What the task requires:
Go over the entries and report the lines where the word "position" occurs.

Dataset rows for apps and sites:
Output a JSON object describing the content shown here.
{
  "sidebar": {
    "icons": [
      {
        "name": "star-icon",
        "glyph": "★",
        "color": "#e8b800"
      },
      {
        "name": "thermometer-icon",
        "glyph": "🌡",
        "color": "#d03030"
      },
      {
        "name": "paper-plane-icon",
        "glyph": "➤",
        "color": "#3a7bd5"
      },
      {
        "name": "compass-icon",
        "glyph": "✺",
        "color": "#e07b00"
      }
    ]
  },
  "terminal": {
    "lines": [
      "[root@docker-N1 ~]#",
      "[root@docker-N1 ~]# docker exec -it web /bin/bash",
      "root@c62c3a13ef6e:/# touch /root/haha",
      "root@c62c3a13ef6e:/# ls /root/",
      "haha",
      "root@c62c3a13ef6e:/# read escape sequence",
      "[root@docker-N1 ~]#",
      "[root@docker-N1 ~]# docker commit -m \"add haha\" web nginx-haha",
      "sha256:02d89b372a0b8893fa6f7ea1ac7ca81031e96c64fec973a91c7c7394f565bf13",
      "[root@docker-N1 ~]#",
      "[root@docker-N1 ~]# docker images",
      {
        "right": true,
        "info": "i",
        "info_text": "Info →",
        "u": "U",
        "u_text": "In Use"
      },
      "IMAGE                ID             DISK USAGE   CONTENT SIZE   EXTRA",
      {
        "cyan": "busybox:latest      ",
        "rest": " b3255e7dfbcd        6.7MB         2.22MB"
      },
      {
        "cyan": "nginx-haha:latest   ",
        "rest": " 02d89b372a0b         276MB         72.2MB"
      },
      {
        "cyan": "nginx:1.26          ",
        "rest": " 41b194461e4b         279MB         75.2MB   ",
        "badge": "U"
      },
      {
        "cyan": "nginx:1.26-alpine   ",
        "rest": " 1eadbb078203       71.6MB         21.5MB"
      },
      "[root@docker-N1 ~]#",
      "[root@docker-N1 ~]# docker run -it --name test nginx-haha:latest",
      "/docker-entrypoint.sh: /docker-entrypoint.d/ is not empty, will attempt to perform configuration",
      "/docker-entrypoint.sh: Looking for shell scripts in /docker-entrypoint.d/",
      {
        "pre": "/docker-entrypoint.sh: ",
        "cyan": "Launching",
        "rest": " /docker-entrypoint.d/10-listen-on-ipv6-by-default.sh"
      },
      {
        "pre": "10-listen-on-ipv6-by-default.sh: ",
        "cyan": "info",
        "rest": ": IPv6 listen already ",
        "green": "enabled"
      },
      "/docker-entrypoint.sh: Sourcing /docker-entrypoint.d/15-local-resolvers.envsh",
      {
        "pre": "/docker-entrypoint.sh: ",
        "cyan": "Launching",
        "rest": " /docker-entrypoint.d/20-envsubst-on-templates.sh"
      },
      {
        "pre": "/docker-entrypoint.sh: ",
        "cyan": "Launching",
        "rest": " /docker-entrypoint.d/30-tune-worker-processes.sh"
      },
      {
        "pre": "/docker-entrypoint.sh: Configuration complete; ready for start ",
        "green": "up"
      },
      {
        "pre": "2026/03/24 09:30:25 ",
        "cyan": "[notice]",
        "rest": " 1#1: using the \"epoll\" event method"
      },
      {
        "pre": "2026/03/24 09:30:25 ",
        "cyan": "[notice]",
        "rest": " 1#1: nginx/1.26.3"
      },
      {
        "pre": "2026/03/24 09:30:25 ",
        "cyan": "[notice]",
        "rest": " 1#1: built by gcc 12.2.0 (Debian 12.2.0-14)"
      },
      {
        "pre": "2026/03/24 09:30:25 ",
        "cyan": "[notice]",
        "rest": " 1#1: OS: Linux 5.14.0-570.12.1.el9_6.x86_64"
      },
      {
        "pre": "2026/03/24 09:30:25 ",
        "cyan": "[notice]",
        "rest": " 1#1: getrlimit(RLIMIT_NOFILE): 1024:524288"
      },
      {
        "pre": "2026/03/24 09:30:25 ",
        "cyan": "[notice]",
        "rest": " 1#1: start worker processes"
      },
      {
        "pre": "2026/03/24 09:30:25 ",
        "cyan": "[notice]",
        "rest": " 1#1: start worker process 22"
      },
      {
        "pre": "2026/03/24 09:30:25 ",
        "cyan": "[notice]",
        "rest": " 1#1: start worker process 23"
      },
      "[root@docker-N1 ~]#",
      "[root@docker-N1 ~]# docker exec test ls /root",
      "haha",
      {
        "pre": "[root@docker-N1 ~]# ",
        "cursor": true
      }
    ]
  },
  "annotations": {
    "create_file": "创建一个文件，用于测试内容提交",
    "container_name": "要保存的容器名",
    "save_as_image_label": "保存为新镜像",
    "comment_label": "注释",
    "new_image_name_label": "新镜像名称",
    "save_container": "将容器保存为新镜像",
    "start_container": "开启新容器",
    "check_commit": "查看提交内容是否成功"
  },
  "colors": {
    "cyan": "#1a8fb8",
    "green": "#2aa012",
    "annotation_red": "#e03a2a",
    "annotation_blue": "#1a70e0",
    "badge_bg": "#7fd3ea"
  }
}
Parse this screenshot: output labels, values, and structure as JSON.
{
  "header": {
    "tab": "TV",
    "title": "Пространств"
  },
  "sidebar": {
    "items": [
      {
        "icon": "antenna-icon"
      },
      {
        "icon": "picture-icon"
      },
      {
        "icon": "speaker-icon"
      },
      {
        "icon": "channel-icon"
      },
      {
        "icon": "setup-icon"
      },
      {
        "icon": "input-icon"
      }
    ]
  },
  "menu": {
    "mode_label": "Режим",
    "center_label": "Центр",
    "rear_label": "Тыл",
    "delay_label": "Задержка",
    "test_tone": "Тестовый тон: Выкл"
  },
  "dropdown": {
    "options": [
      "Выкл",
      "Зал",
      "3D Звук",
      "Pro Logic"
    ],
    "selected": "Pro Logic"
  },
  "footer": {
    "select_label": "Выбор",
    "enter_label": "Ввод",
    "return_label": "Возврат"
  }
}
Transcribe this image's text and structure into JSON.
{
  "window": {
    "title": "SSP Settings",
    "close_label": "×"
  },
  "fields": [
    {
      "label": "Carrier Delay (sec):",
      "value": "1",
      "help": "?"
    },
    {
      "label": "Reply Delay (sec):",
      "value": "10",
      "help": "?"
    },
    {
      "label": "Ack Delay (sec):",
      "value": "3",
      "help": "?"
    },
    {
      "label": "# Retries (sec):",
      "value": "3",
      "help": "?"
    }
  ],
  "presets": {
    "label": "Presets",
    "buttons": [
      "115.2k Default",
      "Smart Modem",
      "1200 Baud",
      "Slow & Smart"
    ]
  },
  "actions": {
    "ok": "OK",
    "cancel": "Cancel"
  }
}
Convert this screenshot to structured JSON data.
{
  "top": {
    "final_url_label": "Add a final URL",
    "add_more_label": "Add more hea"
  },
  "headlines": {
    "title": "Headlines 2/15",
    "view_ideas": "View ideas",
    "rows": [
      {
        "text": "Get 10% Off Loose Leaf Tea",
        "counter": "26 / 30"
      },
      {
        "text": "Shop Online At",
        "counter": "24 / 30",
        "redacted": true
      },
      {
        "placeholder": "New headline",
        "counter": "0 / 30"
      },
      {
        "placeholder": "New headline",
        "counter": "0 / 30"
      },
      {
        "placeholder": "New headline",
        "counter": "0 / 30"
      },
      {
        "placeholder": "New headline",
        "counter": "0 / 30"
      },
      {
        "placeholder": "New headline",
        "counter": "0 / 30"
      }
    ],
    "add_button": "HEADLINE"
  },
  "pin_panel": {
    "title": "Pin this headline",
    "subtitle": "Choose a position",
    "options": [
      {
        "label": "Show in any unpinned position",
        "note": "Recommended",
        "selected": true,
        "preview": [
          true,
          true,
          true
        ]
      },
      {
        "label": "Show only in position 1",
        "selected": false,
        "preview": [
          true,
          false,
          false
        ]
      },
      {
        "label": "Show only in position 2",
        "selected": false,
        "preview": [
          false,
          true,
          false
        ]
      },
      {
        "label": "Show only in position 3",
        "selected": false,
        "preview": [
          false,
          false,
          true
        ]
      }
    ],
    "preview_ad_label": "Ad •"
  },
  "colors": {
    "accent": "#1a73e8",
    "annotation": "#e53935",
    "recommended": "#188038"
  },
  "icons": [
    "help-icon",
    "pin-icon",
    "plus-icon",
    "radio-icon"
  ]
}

Solution for this problem:
    "subtitle": "Choose a position",
        "label": "Show in any unpinned position",
        "label": "Show only in position 1",
        "label": "Show only in position 2",
        "label": "Show only in position 3",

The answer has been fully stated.